> [EXERCISE REQUIREMENTS] One number alone answers this: the count of lines below in which the word "JSON" is found.

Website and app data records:
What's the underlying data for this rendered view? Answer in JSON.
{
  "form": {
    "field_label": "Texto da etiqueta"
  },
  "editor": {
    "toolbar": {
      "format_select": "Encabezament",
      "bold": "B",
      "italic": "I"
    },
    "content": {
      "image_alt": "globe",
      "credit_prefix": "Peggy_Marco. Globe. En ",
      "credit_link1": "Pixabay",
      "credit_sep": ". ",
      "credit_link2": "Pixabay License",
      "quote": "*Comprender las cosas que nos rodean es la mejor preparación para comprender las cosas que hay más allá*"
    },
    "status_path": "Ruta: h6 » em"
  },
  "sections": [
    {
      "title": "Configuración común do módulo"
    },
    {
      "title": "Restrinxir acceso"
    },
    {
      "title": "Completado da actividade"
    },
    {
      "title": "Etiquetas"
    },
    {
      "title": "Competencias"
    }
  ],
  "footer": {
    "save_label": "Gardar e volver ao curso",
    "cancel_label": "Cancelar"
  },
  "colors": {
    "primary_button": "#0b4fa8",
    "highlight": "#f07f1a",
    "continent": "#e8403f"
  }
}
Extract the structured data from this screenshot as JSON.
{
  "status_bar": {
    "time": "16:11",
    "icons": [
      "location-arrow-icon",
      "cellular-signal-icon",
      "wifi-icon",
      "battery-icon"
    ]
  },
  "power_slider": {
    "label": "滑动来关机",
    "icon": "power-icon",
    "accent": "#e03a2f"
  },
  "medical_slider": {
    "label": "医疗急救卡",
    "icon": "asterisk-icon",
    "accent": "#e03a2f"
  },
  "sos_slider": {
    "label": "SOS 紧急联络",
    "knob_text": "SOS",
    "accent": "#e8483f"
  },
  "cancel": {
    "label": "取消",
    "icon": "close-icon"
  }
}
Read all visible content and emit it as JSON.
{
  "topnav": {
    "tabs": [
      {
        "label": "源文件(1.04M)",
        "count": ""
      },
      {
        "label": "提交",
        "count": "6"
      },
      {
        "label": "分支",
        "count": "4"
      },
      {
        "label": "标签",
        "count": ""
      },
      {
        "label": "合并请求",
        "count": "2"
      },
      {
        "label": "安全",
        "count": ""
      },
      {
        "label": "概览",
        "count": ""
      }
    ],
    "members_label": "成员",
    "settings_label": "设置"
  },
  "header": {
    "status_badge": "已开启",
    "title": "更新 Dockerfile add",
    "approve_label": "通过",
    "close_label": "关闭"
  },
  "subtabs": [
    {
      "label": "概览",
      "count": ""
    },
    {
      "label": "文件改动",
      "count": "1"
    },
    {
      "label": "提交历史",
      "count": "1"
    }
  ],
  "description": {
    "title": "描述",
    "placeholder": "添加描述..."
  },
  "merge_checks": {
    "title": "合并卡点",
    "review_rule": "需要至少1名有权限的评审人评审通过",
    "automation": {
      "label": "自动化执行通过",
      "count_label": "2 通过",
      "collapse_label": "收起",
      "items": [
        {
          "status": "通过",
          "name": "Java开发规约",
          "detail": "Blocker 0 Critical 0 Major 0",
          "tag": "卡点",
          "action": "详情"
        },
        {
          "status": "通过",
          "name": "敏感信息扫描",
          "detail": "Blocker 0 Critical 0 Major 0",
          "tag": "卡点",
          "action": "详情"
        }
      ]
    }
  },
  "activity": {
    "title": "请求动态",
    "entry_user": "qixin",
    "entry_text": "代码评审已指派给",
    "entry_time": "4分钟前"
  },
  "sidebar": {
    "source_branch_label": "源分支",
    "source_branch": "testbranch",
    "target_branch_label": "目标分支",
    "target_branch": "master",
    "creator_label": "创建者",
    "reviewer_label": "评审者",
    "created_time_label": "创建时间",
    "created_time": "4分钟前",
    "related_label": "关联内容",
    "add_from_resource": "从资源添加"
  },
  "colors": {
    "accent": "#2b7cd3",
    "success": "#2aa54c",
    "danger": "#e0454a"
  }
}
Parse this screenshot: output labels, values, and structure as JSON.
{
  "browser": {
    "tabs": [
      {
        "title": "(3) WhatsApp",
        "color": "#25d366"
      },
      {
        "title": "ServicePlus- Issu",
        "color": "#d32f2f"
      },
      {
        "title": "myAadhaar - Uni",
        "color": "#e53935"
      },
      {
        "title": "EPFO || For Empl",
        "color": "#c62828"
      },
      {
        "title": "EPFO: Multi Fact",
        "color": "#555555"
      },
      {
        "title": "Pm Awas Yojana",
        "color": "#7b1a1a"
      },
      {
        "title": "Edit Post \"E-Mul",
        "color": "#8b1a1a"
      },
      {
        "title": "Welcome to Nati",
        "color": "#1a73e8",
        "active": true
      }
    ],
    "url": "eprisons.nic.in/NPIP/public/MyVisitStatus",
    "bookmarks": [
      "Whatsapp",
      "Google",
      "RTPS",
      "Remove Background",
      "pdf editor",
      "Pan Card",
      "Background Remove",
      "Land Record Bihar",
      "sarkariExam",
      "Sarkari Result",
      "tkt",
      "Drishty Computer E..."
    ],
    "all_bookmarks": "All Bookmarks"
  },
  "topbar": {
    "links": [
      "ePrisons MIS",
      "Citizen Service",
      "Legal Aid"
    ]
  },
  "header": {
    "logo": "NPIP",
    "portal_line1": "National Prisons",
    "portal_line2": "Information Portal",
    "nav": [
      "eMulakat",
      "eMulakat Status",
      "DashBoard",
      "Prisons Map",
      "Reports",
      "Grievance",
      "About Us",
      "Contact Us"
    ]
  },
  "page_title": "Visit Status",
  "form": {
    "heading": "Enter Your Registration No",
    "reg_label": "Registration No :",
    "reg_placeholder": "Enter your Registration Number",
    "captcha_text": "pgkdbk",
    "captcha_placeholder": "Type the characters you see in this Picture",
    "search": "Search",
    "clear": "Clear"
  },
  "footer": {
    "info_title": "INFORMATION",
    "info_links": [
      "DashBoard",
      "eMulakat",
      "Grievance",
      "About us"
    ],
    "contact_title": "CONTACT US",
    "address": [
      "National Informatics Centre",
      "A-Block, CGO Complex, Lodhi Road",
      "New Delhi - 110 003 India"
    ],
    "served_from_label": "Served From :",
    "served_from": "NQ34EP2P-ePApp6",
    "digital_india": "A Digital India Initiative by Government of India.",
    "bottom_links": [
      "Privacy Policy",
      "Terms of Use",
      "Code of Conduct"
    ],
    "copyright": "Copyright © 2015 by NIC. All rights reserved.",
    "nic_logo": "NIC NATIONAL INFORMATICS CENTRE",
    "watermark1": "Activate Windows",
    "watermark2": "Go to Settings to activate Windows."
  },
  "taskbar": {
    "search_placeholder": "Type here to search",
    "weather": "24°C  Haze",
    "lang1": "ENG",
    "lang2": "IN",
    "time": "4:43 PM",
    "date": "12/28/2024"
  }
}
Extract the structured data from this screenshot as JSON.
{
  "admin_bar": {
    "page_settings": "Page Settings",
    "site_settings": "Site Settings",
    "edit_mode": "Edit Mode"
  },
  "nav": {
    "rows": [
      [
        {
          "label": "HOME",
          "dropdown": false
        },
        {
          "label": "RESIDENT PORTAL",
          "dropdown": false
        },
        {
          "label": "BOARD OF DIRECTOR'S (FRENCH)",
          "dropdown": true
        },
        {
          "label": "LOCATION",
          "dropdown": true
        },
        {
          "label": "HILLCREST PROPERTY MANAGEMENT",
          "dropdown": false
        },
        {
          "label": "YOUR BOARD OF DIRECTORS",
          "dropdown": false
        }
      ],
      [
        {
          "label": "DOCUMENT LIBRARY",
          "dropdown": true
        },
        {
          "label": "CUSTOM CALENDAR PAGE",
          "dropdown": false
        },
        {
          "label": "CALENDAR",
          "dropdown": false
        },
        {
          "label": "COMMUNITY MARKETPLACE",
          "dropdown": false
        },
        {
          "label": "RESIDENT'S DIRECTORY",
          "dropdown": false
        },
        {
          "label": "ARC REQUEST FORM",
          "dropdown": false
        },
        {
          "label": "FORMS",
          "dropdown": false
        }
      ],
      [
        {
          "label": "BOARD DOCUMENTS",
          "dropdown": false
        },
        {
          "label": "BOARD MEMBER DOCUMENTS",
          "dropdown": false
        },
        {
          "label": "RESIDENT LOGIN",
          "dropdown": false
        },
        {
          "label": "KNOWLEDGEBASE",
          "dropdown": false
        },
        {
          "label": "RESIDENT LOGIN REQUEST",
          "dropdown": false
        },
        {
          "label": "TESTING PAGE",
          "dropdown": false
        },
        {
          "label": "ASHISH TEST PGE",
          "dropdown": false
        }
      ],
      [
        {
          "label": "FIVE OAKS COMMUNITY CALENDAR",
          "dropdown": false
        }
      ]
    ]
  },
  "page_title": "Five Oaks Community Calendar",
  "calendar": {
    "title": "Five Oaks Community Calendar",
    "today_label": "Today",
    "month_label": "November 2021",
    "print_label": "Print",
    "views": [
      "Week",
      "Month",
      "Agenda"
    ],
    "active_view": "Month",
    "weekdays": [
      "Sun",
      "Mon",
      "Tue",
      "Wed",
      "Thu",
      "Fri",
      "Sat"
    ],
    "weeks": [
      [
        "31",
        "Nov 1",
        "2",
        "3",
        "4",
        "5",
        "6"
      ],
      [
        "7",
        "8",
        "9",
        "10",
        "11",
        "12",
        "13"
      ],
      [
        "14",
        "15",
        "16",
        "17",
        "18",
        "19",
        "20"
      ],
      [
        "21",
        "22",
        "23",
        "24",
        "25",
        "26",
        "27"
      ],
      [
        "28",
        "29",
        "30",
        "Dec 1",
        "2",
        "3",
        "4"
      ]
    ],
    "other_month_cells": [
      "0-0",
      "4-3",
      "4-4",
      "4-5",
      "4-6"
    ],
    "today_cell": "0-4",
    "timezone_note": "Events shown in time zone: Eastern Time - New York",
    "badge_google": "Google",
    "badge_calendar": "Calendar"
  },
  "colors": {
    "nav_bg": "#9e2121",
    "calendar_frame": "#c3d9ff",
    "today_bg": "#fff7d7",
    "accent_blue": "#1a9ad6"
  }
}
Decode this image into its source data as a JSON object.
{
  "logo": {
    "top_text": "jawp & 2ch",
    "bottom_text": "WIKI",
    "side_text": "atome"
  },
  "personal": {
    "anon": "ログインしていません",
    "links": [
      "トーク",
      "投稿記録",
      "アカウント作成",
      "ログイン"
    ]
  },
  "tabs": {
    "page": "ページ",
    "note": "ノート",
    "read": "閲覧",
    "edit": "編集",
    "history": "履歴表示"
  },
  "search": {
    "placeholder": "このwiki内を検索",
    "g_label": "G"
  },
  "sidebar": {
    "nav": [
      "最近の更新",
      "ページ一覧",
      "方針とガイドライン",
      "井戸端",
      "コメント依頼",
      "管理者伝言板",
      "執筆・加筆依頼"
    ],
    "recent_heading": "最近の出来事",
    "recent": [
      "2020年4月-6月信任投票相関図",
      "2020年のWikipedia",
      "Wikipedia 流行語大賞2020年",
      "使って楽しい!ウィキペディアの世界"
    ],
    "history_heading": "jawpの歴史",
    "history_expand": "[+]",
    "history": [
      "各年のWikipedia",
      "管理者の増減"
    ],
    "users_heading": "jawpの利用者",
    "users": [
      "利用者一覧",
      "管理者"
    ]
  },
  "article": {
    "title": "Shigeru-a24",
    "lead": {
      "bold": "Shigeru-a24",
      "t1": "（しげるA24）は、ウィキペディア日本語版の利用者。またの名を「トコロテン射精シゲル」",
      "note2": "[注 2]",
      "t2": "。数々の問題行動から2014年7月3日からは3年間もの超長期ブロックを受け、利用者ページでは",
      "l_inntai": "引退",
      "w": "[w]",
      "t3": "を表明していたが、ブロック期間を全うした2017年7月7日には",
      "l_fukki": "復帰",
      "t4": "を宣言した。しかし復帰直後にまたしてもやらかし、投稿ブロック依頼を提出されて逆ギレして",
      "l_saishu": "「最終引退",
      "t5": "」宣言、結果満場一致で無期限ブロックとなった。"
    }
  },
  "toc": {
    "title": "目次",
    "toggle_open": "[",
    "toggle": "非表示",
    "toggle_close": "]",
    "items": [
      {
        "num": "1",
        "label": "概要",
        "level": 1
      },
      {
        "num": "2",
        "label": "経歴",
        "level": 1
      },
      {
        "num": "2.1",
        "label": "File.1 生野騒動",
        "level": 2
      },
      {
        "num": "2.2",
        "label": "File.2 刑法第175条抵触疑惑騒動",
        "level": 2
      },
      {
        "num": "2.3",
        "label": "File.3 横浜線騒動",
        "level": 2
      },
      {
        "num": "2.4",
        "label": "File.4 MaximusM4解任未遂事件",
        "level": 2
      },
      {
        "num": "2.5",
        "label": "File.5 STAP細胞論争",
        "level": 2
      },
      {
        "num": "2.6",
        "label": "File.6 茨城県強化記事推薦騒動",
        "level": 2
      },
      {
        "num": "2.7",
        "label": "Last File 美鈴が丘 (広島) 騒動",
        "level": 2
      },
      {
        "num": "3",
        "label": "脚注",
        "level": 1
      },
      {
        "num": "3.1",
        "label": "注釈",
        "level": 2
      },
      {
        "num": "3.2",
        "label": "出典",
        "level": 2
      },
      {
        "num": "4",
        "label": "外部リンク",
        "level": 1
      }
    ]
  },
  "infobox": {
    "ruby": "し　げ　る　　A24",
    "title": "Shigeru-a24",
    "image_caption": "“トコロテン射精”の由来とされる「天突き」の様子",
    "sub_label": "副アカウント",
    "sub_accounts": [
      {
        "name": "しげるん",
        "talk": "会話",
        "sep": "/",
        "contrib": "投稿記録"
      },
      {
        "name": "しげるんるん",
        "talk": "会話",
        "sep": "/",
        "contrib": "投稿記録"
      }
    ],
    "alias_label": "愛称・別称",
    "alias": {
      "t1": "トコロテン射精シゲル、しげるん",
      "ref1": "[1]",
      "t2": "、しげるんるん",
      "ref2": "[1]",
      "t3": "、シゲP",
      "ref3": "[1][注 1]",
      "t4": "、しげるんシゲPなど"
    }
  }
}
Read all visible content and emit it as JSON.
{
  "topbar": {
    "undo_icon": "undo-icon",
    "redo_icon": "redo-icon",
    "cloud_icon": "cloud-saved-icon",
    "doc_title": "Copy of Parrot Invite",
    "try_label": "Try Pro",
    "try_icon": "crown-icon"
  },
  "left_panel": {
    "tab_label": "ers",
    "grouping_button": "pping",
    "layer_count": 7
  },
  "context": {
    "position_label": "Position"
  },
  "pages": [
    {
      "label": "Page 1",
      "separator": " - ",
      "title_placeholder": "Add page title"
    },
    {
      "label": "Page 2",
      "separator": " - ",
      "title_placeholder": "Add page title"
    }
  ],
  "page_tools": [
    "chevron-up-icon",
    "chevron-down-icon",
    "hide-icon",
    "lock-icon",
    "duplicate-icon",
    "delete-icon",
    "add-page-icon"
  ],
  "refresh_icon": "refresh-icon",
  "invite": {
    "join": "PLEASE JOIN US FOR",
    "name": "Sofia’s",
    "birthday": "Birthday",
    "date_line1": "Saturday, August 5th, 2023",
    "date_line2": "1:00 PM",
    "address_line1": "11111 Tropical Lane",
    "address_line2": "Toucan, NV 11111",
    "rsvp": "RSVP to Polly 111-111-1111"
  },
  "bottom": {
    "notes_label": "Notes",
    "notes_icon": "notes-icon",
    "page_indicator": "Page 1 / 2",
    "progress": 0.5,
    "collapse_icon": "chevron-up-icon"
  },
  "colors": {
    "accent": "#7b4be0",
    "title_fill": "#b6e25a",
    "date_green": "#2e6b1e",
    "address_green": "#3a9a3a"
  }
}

> [TASK RESULT] 7